Europe's Biggest Underachieving Clubs: Stuttgart Dropping; United Lifeless
By now, a handful of big, big European clubs have firmly entrenched themselves among the season’s most disappointing sides.
However, there is still room for a debutante this week—a previous league champion, just like the others, with recent European football on its CV.
With that being said, there is hope.
Valencia and Borussia Dortmund, who were on this list for some time, are now stringing together some positive results as proof of that. Furthermore, given the tight races occurring in so many divisions, it’s still within the realm of possibility that a club in this inauspicious group could get out with a run of victories.
Here are the biggest underachievers in European club football.
5. Inter Milan
If they can beat Cagliari on Sunday and Roma on March 1, it’s likely that Inter Milan will follow Borussia Dortmund and Valencia off this list.
Back-to-back wins against Sassuolo and Fiorentina have taken the Nerazzurri to within five points of La Viola and fourth spot in Serie A.
While Champions League football still remains a pipe dream for manager Walter Mazzarri’s men, who are 11 points back of Napoli, they can at least look to a favourable run of fixtures—the Roma match notwithstanding—as an opportunity to work themselves up the table.
That said, the goals are hardly flowing for the 18-time Scudetto winners, who have scored more than once in a match just once since the middle of December.
Beyond Rodrigo Palacio, there is little goal threat from Inter, although the January addition of Hernanes looks to be an inspired piece of business.

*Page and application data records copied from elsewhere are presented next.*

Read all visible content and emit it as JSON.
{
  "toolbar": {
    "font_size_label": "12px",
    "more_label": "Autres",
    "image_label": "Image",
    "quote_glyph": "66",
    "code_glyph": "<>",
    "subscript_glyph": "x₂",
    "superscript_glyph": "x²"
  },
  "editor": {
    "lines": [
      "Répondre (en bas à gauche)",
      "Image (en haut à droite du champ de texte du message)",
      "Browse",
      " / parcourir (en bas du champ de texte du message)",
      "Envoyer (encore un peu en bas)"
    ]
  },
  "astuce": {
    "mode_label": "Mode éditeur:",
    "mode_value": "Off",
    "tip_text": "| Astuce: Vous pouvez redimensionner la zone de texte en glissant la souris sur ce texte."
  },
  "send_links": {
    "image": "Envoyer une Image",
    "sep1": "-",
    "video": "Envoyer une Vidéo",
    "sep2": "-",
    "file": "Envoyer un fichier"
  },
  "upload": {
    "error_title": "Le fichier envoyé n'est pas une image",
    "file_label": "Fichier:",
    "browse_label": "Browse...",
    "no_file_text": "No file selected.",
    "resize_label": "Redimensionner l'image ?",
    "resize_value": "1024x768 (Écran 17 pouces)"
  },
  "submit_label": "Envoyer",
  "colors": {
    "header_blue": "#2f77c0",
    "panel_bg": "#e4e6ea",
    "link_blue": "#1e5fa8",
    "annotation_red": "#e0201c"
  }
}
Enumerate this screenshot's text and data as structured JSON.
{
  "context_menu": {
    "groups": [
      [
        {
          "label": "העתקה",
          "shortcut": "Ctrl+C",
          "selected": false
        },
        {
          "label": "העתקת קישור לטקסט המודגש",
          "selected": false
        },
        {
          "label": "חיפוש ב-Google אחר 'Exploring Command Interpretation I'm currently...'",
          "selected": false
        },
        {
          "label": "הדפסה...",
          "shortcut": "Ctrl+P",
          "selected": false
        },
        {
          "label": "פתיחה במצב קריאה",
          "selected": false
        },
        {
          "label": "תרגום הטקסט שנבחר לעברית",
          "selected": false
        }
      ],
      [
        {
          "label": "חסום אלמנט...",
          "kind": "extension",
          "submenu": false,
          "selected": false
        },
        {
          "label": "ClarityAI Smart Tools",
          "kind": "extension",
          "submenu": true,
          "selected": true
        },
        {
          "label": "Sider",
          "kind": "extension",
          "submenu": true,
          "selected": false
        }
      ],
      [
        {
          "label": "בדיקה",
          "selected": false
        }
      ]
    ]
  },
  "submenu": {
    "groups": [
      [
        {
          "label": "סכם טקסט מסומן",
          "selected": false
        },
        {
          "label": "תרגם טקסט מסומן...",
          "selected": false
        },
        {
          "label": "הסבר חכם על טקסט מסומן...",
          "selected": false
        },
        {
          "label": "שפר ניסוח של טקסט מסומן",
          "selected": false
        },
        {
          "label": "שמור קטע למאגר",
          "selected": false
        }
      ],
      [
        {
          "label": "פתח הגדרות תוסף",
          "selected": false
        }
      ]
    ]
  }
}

It was only nine months ago that Stuttgart stood in the way of Bayern Munich’s historic treble, and while they lost the 2013 DfB Pokal final to the Bavarian giants, they nevertheless served notice that they’d be a club to contend with in the upcoming campaign.
Then they fell flat on their faces.
If the Bundesliga season ended today, the 2007 champions would survive relegation—barely.
Having lost six matches in succession, Die Roten are fourth from bottom in the German top flight and are just a single point above Freiburg and the relegation play-off place.
Going into Saturday’s match against Hertha Berlin, they’re also just three points above the automatic drop.
3. AC Milan
Mario Balotelli’s late winner at home to Bologna on Valentine’s Day was his 10th Serie A goal of the season.
No other AC Milan player has more than five. Stephan El Shaarawy’s injury troubles, combined with Robinho’s persistent misfiring, have hardly helped.
Still, new manager Clarence Seedorf seems to have found his team, and it includes club legend Kaka as well as January acquisitions Keisuke Honda and Adel Taarabt.
On Sunday, Milan will travel to Sampdoria for an absolutely crucial contest against a side only four points below them in the standings. On March 2, they’ll welcome Juventus to the San Siro.
If they’re to get anything from either of those matches, or from an upcoming run of fixtures that at first glance is rather challenging, they’ll have to shore up a defense that has been nothing short of woeful this season.
Last week’s 4-2 loss to last-placed Eintracht Braunschweig represented Bert van Marwijk’s final match in charge of Hamburg. A few days later, the seven-time German champions and 1983 European Cup winners chose Mirko Slomka to be their third manager of the season.
He inherits a side with by far the worst defensive record in the Bundesliga—one that has given up at least three goals in each of its last six matches.
Ahead of Saturday’s difficult test at home to Borussia Dortmund, Hamburg are second from bottom in the German top flight and just a single point off the floor. They’ve won only once since October and have about the poorest morale you’re likely to come across in professional sports.
1. Manchester United
They have held firm to first place in this ranking through most of the season, and going into Saturday’s match at Crystal Palace, they are winless in three with just a single victory from their last five outings.
It was never supposed to be like this for Manchester United—not even with the appointment of David Moyes to succeed the retiring Sir Alex Ferguson.
The self-belief that was ever present under Fergie seems well and truly gone, and rather than expounding on a reputation for late heroics, they’re now developing a reputation as a side prone to throwing away points in the dying minutes.
That said, they’ve played their best football in the Champions League, and next week’s match away to Olympiakos could end up being the springboard they need as they enter the season’s stretch run.
That, or it could be yet another disaster in a campaign already chock full of them.